::: THE INPUT :::
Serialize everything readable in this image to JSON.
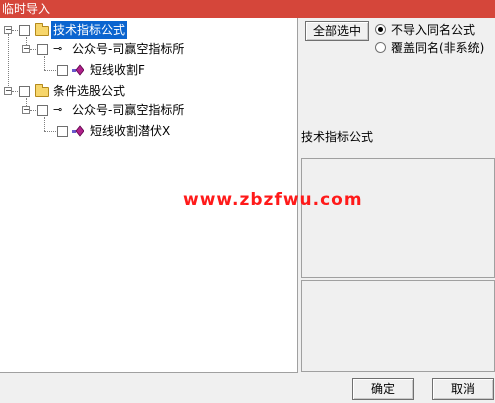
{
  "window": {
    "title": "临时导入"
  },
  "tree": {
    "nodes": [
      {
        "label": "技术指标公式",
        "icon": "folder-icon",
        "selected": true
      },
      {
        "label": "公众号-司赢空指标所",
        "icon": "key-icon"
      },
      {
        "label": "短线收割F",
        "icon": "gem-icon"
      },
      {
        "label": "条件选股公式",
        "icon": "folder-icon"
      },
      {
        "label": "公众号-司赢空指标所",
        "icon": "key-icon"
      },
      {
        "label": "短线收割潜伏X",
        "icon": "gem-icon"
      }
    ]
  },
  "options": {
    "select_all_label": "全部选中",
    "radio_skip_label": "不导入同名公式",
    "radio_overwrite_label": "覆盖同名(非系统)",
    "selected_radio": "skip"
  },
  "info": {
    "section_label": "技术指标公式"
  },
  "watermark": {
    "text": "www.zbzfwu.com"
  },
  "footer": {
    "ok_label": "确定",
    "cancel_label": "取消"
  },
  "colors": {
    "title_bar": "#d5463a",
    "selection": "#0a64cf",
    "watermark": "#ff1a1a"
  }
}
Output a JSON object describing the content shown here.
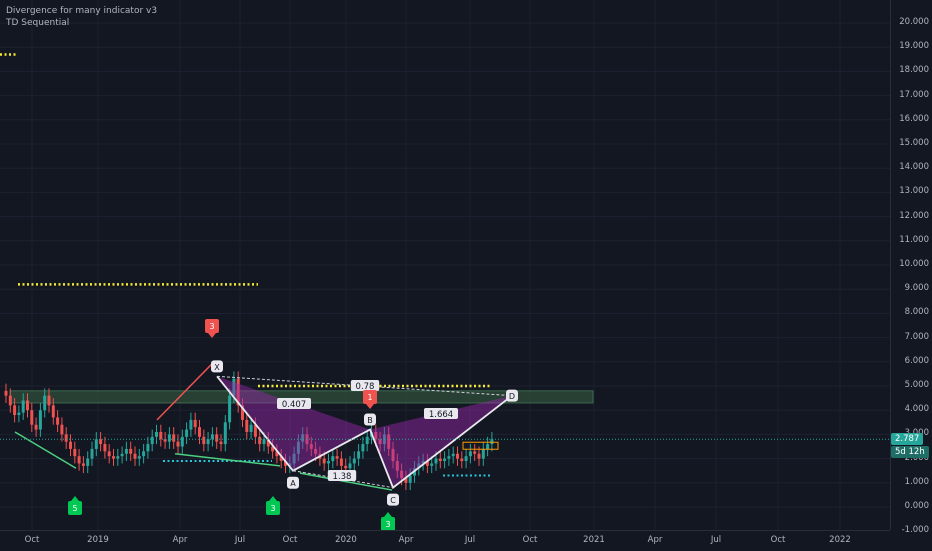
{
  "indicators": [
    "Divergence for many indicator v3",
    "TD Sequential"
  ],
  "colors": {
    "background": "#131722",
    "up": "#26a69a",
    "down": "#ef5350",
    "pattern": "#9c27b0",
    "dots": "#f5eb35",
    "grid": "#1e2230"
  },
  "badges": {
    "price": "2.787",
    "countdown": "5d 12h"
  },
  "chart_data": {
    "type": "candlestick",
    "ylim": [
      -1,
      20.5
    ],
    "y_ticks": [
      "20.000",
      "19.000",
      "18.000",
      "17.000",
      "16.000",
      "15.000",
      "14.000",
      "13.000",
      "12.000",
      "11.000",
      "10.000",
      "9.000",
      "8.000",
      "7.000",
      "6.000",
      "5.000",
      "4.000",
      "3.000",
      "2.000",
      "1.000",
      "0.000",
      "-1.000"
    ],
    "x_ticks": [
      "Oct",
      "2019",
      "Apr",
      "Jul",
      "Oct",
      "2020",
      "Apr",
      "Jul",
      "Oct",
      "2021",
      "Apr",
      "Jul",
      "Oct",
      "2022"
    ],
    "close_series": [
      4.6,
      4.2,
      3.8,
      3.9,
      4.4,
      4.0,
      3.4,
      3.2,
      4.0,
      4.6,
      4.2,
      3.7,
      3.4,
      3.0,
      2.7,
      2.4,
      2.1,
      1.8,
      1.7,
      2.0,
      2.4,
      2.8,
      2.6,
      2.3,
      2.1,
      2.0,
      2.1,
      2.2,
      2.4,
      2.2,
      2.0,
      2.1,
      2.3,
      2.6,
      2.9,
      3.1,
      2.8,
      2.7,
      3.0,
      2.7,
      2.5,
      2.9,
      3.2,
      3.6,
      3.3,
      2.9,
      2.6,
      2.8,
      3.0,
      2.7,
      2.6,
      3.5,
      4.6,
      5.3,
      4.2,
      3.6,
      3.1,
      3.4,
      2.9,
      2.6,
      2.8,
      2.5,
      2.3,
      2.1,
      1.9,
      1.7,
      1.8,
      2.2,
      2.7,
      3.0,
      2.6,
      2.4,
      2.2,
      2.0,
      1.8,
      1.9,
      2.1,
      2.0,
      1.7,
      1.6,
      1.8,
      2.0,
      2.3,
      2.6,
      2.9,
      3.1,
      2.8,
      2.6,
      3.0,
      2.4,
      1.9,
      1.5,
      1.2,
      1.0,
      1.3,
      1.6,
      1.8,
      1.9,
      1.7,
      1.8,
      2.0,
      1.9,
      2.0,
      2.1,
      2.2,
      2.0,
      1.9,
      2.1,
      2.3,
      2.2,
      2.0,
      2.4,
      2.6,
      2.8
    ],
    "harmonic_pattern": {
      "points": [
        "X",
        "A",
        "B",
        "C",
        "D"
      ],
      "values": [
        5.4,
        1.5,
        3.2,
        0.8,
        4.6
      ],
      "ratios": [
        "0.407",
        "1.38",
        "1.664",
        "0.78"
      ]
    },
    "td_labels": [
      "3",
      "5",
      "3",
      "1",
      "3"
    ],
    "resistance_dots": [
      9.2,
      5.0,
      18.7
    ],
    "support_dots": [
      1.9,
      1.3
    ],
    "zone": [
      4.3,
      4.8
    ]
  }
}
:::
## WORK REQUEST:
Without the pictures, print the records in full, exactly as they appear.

## ANSWER TO THE EXERCISE:
Serialize everything readable in this image to JSON.
{
  "window": {
    "title": "临时导入"
  },
  "tree": {
    "nodes": [
      {
        "label": "技术指标公式",
        "icon": "folder-icon",
        "selected": true
      },
      {
        "label": "公众号-司赢空指标所",
        "icon": "key-icon"
      },
      {
        "label": "短线收割F",
        "icon": "gem-icon"
      },
      {
        "label": "条件选股公式",
        "icon": "folder-icon"
      },
      {
        "label": "公众号-司赢空指标所",
        "icon": "key-icon"
      },
      {
        "label": "短线收割潜伏X",
        "icon": "gem-icon"
      }
    ]
  },
  "options": {
    "select_all_label": "全部选中",
    "radio_skip_label": "不导入同名公式",
    "radio_overwrite_label": "覆盖同名(非系统)",
    "selected_radio": "skip"
  },
  "info": {
    "section_label": "技术指标公式"
  },
  "watermark": {
    "text": "www.zbzfwu.com"
  },
  "footer": {
    "ok_label": "确定",
    "cancel_label": "取消"
  },
  "colors": {
    "title_bar": "#d5463a",
    "selection": "#0a64cf",
    "watermark": "#ff1a1a"
  }
}
Output a JSON object describing the content shown here.
{
  "indicators": [
    "Divergence for many indicator v3",
    "TD Sequential"
  ],
  "colors": {
    "background": "#131722",
    "up": "#26a69a",
    "down": "#ef5350",
    "pattern": "#9c27b0",
    "dots": "#f5eb35",
    "grid": "#1e2230"
  },
  "badges": {
    "price": "2.787",
    "countdown": "5d 12h"
  },
  "chart_data": {
    "type": "candlestick",
    "ylim": [
      -1,
      20.5
    ],
    "y_ticks": [
      "20.000",
      "19.000",
      "18.000",
      "17.000",
      "16.000",
      "15.000",
      "14.000",
      "13.000",
      "12.000",
      "11.000",
      "10.000",
      "9.000",
      "8.000",
      "7.000",
      "6.000",
      "5.000",
      "4.000",
      "3.000",
      "2.000",
      "1.000",
      "0.000",
      "-1.000"
    ],
    "x_ticks": [
      "Oct",
      "2019",
      "Apr",
      "Jul",
      "Oct",
      "2020",
      "Apr",
      "Jul",
      "Oct",
      "2021",
      "Apr",
      "Jul",
      "Oct",
      "2022"
    ],
    "close_series": [
      4.6,
      4.2,
      3.8,
      3.9,
      4.4,
      4.0,
      3.4,
      3.2,
      4.0,
      4.6,
      4.2,
      3.7,
      3.4,
      3.0,
      2.7,
      2.4,
      2.1,
      1.8,
      1.7,
      2.0,
      2.4,
      2.8,
      2.6,
      2.3,
      2.1,
      2.0,
      2.1,
      2.2,
      2.4,
      2.2,
      2.0,
      2.1,
      2.3,
      2.6,
      2.9,
      3.1,
      2.8,
      2.7,
      3.0,
      2.7,
      2.5,
      2.9,
      3.2,
      3.6,
      3.3,
      2.9,
      2.6,
      2.8,
      3.0,
      2.7,
      2.6,
      3.5,
      4.6,
      5.3,
      4.2,
      3.6,
      3.1,
      3.4,
      2.9,
      2.6,
      2.8,
      2.5,
      2.3,
      2.1,
      1.9,
      1.7,
      1.8,
      2.2,
      2.7,
      3.0,
      2.6,
      2.4,
      2.2,
      2.0,
      1.8,
      1.9,
      2.1,
      2.0,
      1.7,
      1.6,
      1.8,
      2.0,
      2.3,
      2.6,
      2.9,
      3.1,
      2.8,
      2.6,
      3.0,
      2.4,
      1.9,
      1.5,
      1.2,
      1.0,
      1.3,
      1.6,
      1.8,
      1.9,
      1.7,
      1.8,
      2.0,
      1.9,
      2.0,
      2.1,
      2.2,
      2.0,
      1.9,
      2.1,
      2.3,
      2.2,
      2.0,
      2.4,
      2.6,
      2.8
    ],
    "harmonic_pattern": {
      "points": [
        "X",
        "A",
        "B",
        "C",
        "D"
      ],
      "values": [
        5.4,
        1.5,
        3.2,
        0.8,
        4.6
      ],
      "ratios": [
        "0.407",
        "1.38",
        "1.664",
        "0.78"
      ]
    },
    "td_labels": [
      "3",
      "5",
      "3",
      "1",
      "3"
    ],
    "resistance_dots": [
      9.2,
      5.0,
      18.7
    ],
    "support_dots": [
      1.9,
      1.3
    ],
    "zone": [
      4.3,
      4.8
    ]
  }
}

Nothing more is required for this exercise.